Fortunately, this initial negative aspects have been transformed in strengths. Indeed for each e-meeting organized the rate of participation and interaction has increased. to this end, the e-meetings have been recorder, therefore the participants with connection issue have had the possibility to listen to them.
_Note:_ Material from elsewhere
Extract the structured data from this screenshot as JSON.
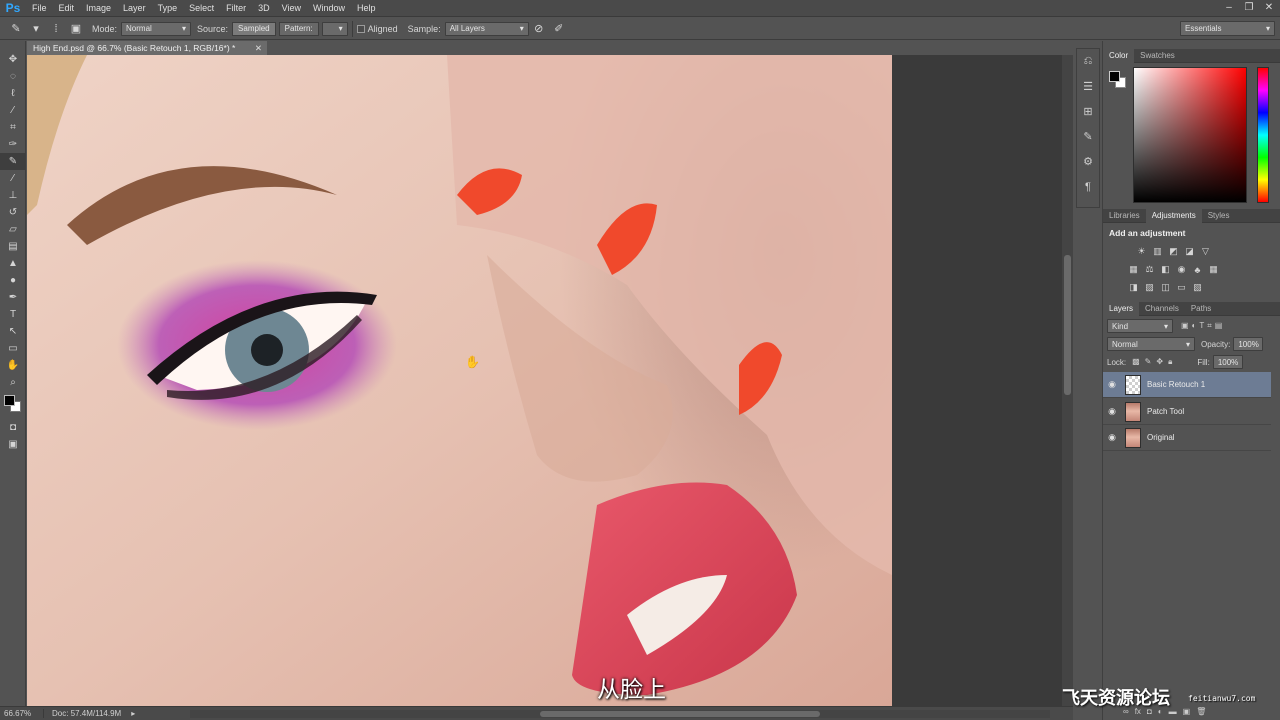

While to overcome the lack of face to face contact various one to one meetings have been organized.

Recommendations(if the practice is to be replicated)

The advices to implement an NRSN are basic yet fundamental ones:
1) Checking whether a similar network already exists, and if yes and if possible create synergies
2) Identify that the most relevant stakeholders in the country
3) Make sure that all relevant stakeholders are involved since the beginning
4) Make sure that all the remittance stakeholders across sectors, are invited to join, from both the remittance sending and receiving sides, including: Government, government agency, Government-owned corporation or state-owned enterprise, Multi- bi-lateral organization, NGO/non-profit, Private Sector, University, educational or research institute
5) Make sure all stakeholders receive equal treatment


The NRSNs most explicit innovations and strengths are:
1) Their multi-stakeholder nature, hence the possibility for people who usually do not talk to each other, to meet and exchange ideas, opinions, practices and to advocate towards common goals.
2) The fact that the Networks have been entirely created and developed virtually given the pandemic
3) Their long term sustainability due to their double use of the
a)Linked-In closed groups that allows all NRSNs members to interact freely and the
b) official website where the reporting of each network takes place and in which a repository of all relevant remittance country (and not only) related documents are stored.

Date submitted:

02 February 2022

Disclaimer: The content of this practice reflects the views of the implementers and does not necessarily reflect the views of the United Nations, the United Nations Network on Migration, and its members.



*References to Kosovo shall be understood to be in the context of United Nations Security Council resolution 1244 (1999).